Time to move on and regroup; September 11 Tuesday night home game against Jamaica, hosted by the Crew. I never thought I would see the day where the U.S. was down 3 points in the table, equal with Guatemala.
In another “I can’t believe it moment” – the U.S. Soccer Federation didn’t bother to try to ensure broadcasting rights for U.S. away games were picked up by a channel that a least allowed a few soccer fans to watch the match. beIN Sports is not exactly a household name. Instead I went to google and found an internet broadcast – no idea if European site Front Row Sports is on the up and up, but it did allow me to watch the miserable loss to Jamaica.
There were multiple streams available, and after settling on a decent one, the only real issue I had was trying to quickly close down any “adult” oriented ads before my 10-year old saw them. For much of the first half, it was very touch and go!
Times have changed. Many moons ago I would have written a few pre anticipating Madden release articles, and of course the obligatory “it’s shipped!” an “it’s out of delivery!” and a “Madden has arrived” articles. Then I would have put in a few games and posted some early impressions.
First of all, Madden 13 (PS3) arrived late in the day; in fact I was out at the soccer fields coaching my 10 year-old son’s team when UPS or FedEx (I didn’t bother to check which one; yet again another sign of the times) threw the package along with the Ratchet & Clank Collection on the front door.

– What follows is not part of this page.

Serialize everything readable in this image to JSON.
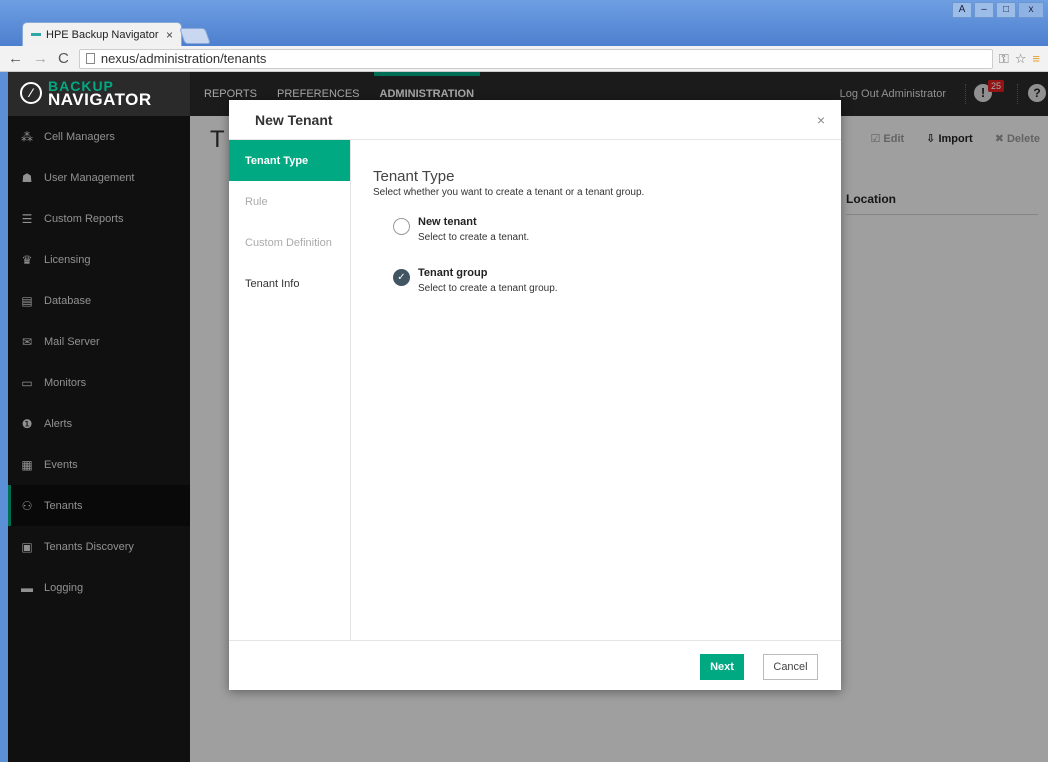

For now I decided to pass on the Vita game. I’m sure I will enjoy it, but honestly there is only a limited amount of time I have for gaming, much less playing football games. Case in point, I’m actually putting NCAA 13 up on eBay this weekend. I figure the Vita version can wait.

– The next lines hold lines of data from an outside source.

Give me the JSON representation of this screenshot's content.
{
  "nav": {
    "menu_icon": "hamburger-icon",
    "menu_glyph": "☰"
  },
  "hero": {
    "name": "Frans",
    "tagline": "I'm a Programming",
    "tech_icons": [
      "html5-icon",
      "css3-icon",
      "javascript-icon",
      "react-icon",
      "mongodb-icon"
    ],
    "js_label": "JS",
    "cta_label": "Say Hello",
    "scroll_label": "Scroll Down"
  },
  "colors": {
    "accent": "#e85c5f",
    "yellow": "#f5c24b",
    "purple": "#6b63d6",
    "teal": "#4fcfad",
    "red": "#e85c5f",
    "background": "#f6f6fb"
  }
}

I sent a few minutes with Madden Ultimate Team (MUT), which is sort of my hidden passion, which I try to avoid as much as possible so I do not inadvertently throw chunks of money at virtual football cards. Unless I am missing something, it looks like EA has decided to start your team anew. I had a couple of rookie cards carry over from MUT 12 based on preordering Madden 13. And I have 5 rewards packs. I was too tired to see if my coins carried over, and I didn’t open the packs because I know my boys would like to see what cards I received.
I jumped back to the main menu and I played one quick game; first impressions were that graphics look much better and the new physics engine was convincing.
For anyone interested, I setup a calvertgames community (search calvertgames or CG). Feel free to join. I’m not really much of an online gamer which means I will probably not push for the Platinum this year, but at least wanted to create a community for my boys and their friends.
More to come later; just in time for Labor Day weekend.